Over the last decade, I have seen hundreds of pitches--maybe even thousands. Some, I heard at networking events and others at startup competitions.
Luckily, in controlled scenarios such as competitions, there is a time limit for each pitch. Otherwise, I would be pulling out my hair.
Because when startups pitch in a non-competition setting, they tend to go on and on and on about what they do.
They don't know how to give a proper pitch.
A few months back, I met Ryan Foland--an entrepreneur who oversees digital marketing for 25 programs at the University of California, Irvine. He is also a Partner at InfluenceTree, where he and his team teach people how to build their brand, get featured in publications, and growth hack their social media following.
He pitched me something that I was actually interested in. But how did he gain my interest when everyone else lost it?
He explained his revolutionary concept for pitching called the 3-1-3.
I had a chance to sit down with Ryan to have him explain the details.

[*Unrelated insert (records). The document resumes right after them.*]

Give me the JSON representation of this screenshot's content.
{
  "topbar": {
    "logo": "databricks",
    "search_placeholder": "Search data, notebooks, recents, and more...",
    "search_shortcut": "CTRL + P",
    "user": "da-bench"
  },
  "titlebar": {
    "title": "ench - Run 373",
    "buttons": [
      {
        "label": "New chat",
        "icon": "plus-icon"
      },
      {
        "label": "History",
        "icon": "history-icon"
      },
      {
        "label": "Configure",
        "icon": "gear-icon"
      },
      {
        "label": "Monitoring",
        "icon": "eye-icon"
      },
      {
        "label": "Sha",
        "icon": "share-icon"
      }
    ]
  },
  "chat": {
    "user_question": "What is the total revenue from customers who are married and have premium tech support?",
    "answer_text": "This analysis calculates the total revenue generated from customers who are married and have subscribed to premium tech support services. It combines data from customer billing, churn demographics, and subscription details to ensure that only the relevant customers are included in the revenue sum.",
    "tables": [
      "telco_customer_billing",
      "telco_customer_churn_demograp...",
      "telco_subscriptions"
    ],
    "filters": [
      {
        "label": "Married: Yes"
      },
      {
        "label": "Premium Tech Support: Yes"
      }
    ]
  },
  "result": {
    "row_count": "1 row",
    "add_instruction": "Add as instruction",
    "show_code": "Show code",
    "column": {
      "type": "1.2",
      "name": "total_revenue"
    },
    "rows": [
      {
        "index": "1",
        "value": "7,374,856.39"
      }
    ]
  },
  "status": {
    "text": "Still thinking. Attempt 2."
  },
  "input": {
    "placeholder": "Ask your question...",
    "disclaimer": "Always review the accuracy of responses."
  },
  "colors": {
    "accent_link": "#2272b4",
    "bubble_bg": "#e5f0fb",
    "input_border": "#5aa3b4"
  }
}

Here is how it works:
Step 1: Tell your story in 3 sentences.
Ryan identified the 3 most important elements of a pitch:
This is common knowledge preached by many books and gurus. Yet, what makes Ryan's approach unique is the limitations he puts in place. He challenges people to explain each of these 3 components in 1 sentence.
When working through this process with his clients, Ryan helps them discover the biggest problem they are solving, then works to explain that issue in only 1 sentence. The same process goes for describing the solution and the target market.
Ryan explains that the problem, solution and market are the keys to communicating your idea clearly and quickly. If you can limit yourself to explaining each in 1 sentence, it will help you get your core message to your audience without overwhelming them with unnecessary information.
If the person you are talking to is truly interested in your idea, he or she will then start to ask questions. You can get into more detail about how your idea works, but only after they begin to ask you questions.
Step 2: Refine your pitch to 1 sentence
Ryan shares that the way to shrink your pitch from 3 sentences to 1 sentence is easy. You take the problem (P), solution (S) and market (M) and combine them into one sentence.
Here's an example of a 1 sentence pitch:
Ryan is disenchanted with the popular concept of an "elevator" pitch. He is on a mission to eliminate it. He feels that it makes entrepreneurs seem rehearsed and disingenuous.
On the other hand, the 1 sentence pitch has been tested hundreds of times. It has never failed to pique someone's curiosity.
When you only share the essence of your idea, people are are curious and want to learn more.
Step 3. Refine your pitch to 3 words.
Yes, 3 words!
Ryan explains that the trick to refining your pitch to 3 words is through the use of relational connectors, such as 'of', 'meets', etc., to associate with other words and ideas that people already know.
By using existing ideas, concepts, words, people and companies as the foundation of the relation, people will think on their own about what you are doing. This puts your idea into their head even when you aren't pitching to them.
If you can find words, ideas, or even companies that have already invested millions in a marketing message, or that are easily recognizable by your audience, you can use them to describe your idea or business in relational terms.
Here's some examples of a 3 word pitch:
The biggest advantage of describing your idea in 3 words is how quickly your idea resonates with the person you are talking to.
Is it a proven science? That, I am not sure about.
But I am sure about my really low attention span.
If people can only explain what they do in a lengthy and unorganized way, it is confusing and takes away from my ability to connect with the idea, no matter how good it may be.
Ryan's 3-1-3 process allowed me to keep asking questions and kept me hooked on learning more.
If he had a product to sell at the end of the day, I would have bought it.
What do you think about elevator pitches? I would love to hear your stories, comment below.